What makes the Sharpe Ratio particularly valuable is its ability to condense the risk-reward profile of an investment into a single, quantifiable figure. A higher Sharpe Ratio indicates that an investment’s returns are better compensated for the risk taken, whereas a lower ratio indicates the opposite. Essentially, it helps investors understand whether the higher returns of an investment are due to smart investment decisions or a result of taking on excessive risk.
However, interpreting the Sharpe Ratio also requires context and caution. While a higher ratio is generally preferable, the figure must be compared with similar investments or benchmarks to be meaningful. For instance, comparing the Sharpe Ratios of a stock mutual fund and a bond fund may not be informative due to the inherent differences in their risk profiles. Additionally, the ratio is based on the assumption that returns are normally distributed, which may not always hold true in real-world scenarios.
The Sharpe Ratio also evolves over time, reflecting changes in market conditions, the investment’s performance, and risk-free rate fluctuations. This dynamic nature means that the ratio should be monitored regularly, especially for active investment portfolios. It’s also important to note that while the Sharpe Ratio is a powerful tool for comparing investments, it should not be the sole criterion for investment decisions. Other factors such as investment objectives, time horizon, and individual risk tolerance are equally important.
Moreover, the Sharpe Ratio has limitations in certain scenarios. For investments with non-linear risk profiles, like options, the standard deviation may not accurately capture the risk, thereby rendering the Sharpe Ratio less effective. Also, during periods of extremely low or negative risk-free rates, the ratio may become less reliable or harder to interpret.

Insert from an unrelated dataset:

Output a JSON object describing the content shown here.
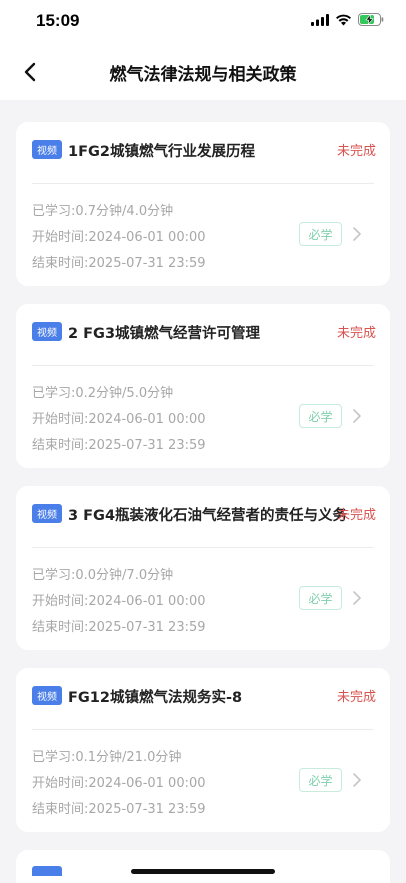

In conclusion, the Sharpe Ratio is an invaluable metric for assessing the performance of investments, particularly when it comes to understanding the relationship between risk and return. Its simplicity and effectiveness in conveying the risk-adjusted return make it a staple in investment analysis. However, like all financial metrics, the Sharpe Ratio is most effective when used in conjunction with other tools and a thorough understanding of the investment landscape. It remains a key indicator, guiding investors and portfolio managers in their pursuit of optimizing returns while managing risk.